Upstairs, my brother had now eaten both his arms to his elbows, and was experiencing difficulty holding on to things. He found it almost impossible to read his novels about people lost at sea. On most nights, I could hear my mother make her way to his room to read to him, and in the beginning he let her, but more and more he started chasing her away, and sometimes his refusal extended into a shout that came tumbling down the staircase and slid underneath the door into my ears. I would lie awake then, with a hand behind my head and think about the voices he had used to read me stories that would keep me awake at night when I was still too young to make out the words on the pages.
My brother’s project continued in this manner until nothing was left of him but his head. He had been all head for three days when he called me into his room.
I sat on the bed next to him. His hair was greasy, but he didn’t look tired. His skin was rosy and clear, and his eyes were gleaming.
“How do you feel?” I asked.
He grinned. “Pretty good.”
“You look different.”
“That’s because I feel different. I’m so close now.”
I nodded and looked away. “What are you going to do now?” I asked.
He bit his lip. He sucked it in as far as he could, then let it slide back out.
“I don’t know,” he said, “I’m not sure how to finish this.”
He furrowed his brow and his pupils widened like they had in the tent when he first bit off his toe.
“Do what you just did, and pull,” I said.
He looked at me. I shrugged and raised my palms. “I don’t know. It’s your project.”
“Damn right,” he said.

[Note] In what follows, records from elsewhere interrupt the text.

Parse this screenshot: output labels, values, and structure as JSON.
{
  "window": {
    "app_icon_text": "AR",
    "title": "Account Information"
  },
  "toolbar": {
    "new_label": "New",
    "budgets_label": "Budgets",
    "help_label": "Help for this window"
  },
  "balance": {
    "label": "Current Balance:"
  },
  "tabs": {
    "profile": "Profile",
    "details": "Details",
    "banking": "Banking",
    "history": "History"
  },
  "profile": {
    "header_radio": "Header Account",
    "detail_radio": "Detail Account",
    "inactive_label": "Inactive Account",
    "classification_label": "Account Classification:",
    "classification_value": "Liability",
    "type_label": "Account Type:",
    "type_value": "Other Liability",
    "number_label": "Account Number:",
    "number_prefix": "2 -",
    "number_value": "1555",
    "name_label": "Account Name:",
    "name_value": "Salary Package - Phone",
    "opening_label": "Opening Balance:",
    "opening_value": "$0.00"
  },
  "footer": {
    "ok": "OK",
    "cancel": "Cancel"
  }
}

He bit his lip again, and instead of pulling it into his mouth through suction, he bit further and further, until his lower lip had disappeared and his teeth were biting down on his chin. It looked very strange. He kept biting and biting until his head folded back in on itself and disappeared between his teeth.
It took him ten minutes, and when he was done, I hadn’t moved a muscle. The only thing that was left on his pillow was some of his hair, which he somehow hadn’t managed to eat, and his teeth, white and hard and smeared with pink.

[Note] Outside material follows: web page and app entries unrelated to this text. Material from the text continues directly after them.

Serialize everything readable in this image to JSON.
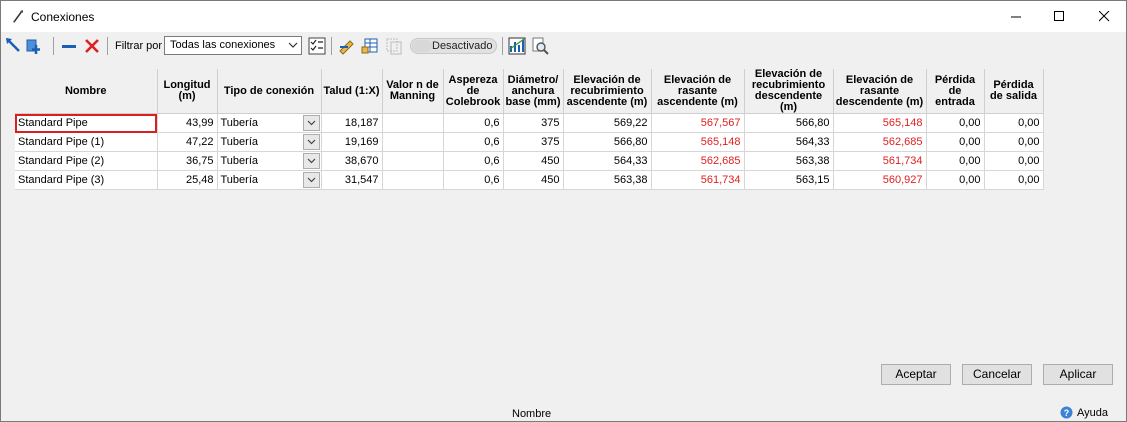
{
  "window": {
    "title": "Conexiones"
  },
  "toolbar": {
    "filter_label": "Filtrar por",
    "filter_value": "Todas las conexiones",
    "toggle_label": "Desactivado"
  },
  "grid": {
    "headers": [
      "Nombre",
      "Longitud (m)",
      "Tipo de conexión",
      "Talud (1:X)",
      "Valor n de Manning",
      "Aspereza de Colebrook",
      "Diámetro/ anchura base (mm)",
      "Elevación de recubrimiento ascendente (m)",
      "Elevación de rasante ascendente (m)",
      "Elevación de recubrimiento descendente (m)",
      "Elevación de rasante descendente (m)",
      "Pérdida de entrada",
      "Pérdida de salida"
    ],
    "rows": [
      {
        "name": "Standard Pipe",
        "length": "43,99",
        "type": "Tubería",
        "slope": "18,187",
        "manning": "",
        "colebrook": "0,6",
        "diameter": "375",
        "cover_up": "569,22",
        "invert_up": "567,567",
        "cover_down": "566,80",
        "invert_down": "565,148",
        "loss_in": "0,00",
        "loss_out": "0,00"
      },
      {
        "name": "Standard Pipe (1)",
        "length": "47,22",
        "type": "Tubería",
        "slope": "19,169",
        "manning": "",
        "colebrook": "0,6",
        "diameter": "375",
        "cover_up": "566,80",
        "invert_up": "565,148",
        "cover_down": "564,33",
        "invert_down": "562,685",
        "loss_in": "0,00",
        "loss_out": "0,00"
      },
      {
        "name": "Standard Pipe (2)",
        "length": "36,75",
        "type": "Tubería",
        "slope": "38,670",
        "manning": "",
        "colebrook": "0,6",
        "diameter": "450",
        "cover_up": "564,33",
        "invert_up": "562,685",
        "cover_down": "563,38",
        "invert_down": "561,734",
        "loss_in": "0,00",
        "loss_out": "0,00"
      },
      {
        "name": "Standard Pipe (3)",
        "length": "25,48",
        "type": "Tubería",
        "slope": "31,547",
        "manning": "",
        "colebrook": "0,6",
        "diameter": "450",
        "cover_up": "563,38",
        "invert_up": "561,734",
        "cover_down": "563,15",
        "invert_down": "560,927",
        "loss_in": "0,00",
        "loss_out": "0,00"
      }
    ]
  },
  "buttons": {
    "accept": "Aceptar",
    "cancel": "Cancelar",
    "apply": "Aplicar"
  },
  "status": {
    "text": "Nombre",
    "help": "Ayuda"
  },
  "colors": {
    "invert_value": "#e02020",
    "selection_border": "#d82020"
  }
}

I got up and walked out of the room to call my mother.
When he had been gone for a week, my mother cleaned out my brother’s room, burnt incense to scare away the moths, and put a lock on the door. She mounted his teeth and what remained of his hair onto a styrofoam head and put it on display on the mantlepiece. “Where’s your boy,” guests would ask, ignoring my presence in the room, and my mother would point to the mantlepiece and say “This is what he left us.” My father, sitting in his chair would add: “Went out there and made something of himself. He’s making us proud.” And my mother would nod as the guests said “Aaah” and admired the faceless grin above our fire. If they had brought their own children with them, the story of how my brother had gone out there and made something of himself was repeated to them in a tone caught between pride and bitterness. My brother’s teeth grinned over the scene from above a spitting and cracking fire.

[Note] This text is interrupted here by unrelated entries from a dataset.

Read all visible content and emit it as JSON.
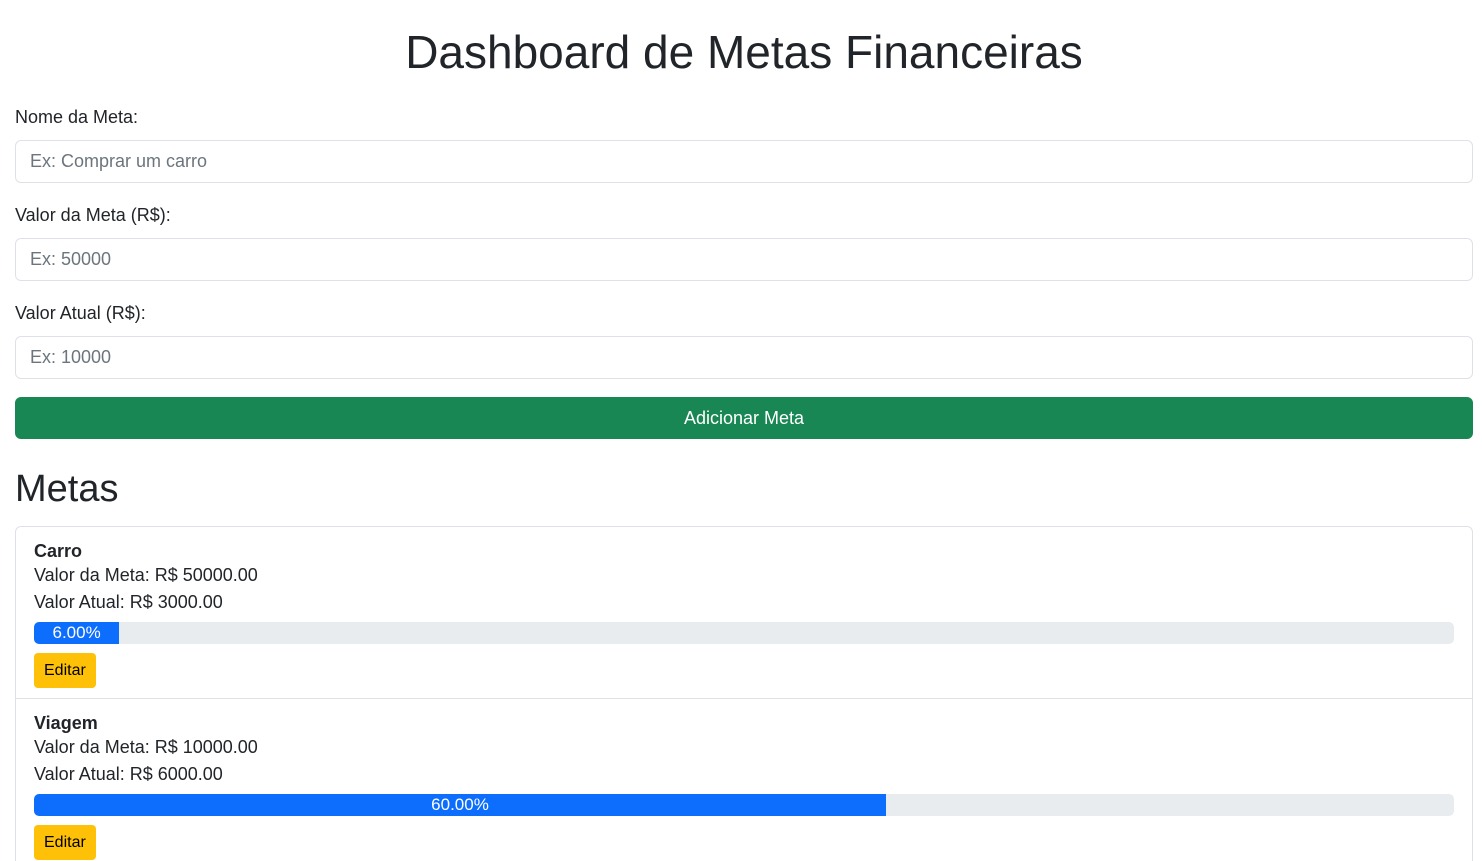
{
  "page": {
    "title": "Dashboard de Metas Financeiras"
  },
  "form": {
    "name_label": "Nome da Meta:",
    "name_placeholder": "Ex: Comprar um carro",
    "name_value": "",
    "target_label": "Valor da Meta (R$):",
    "target_placeholder": "Ex: 50000",
    "target_value": "",
    "current_label": "Valor Atual (R$):",
    "current_placeholder": "Ex: 10000",
    "current_value": "",
    "add_button_label": "Adicionar Meta"
  },
  "goals_section": {
    "title": "Metas"
  },
  "goals": [
    {
      "name": "Carro",
      "target_text": "Valor da Meta: R$ 50000.00",
      "current_text": "Valor Atual: R$ 3000.00",
      "progress_percent": 6,
      "progress_label": "6.00%",
      "edit_label": "Editar"
    },
    {
      "name": "Viagem",
      "target_text": "Valor da Meta: R$ 10000.00",
      "current_text": "Valor Atual: R$ 6000.00",
      "progress_percent": 60,
      "progress_label": "60.00%",
      "edit_label": "Editar"
    }
  ],
  "colors": {
    "primary_button": "#198754",
    "progress_fill": "#0d6efd",
    "progress_track": "#e9ecef",
    "edit_button": "#ffc107"
  }
}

Though my brother had, boredom never left. In his absence, his boredom was handed down to me like a heavy pair of shoes. When I complained, my mother would point to the mantelpiece and say, “Look at your brother. He went out there and made something of himself. All you ever do is complain. Maybe one day, when you’ve achieved what your brother has achieved, you’ll have something else to say.” Then she would turn off the light and close the living room door behind her. I would get up and tap my finger against my brother’s teeth, then against mine. While mine felt soft and porous, his sounded thick and full, and their corners were as sharp as a saw. I would turn around and sit back down on the couch, and pull my knees up under my chin.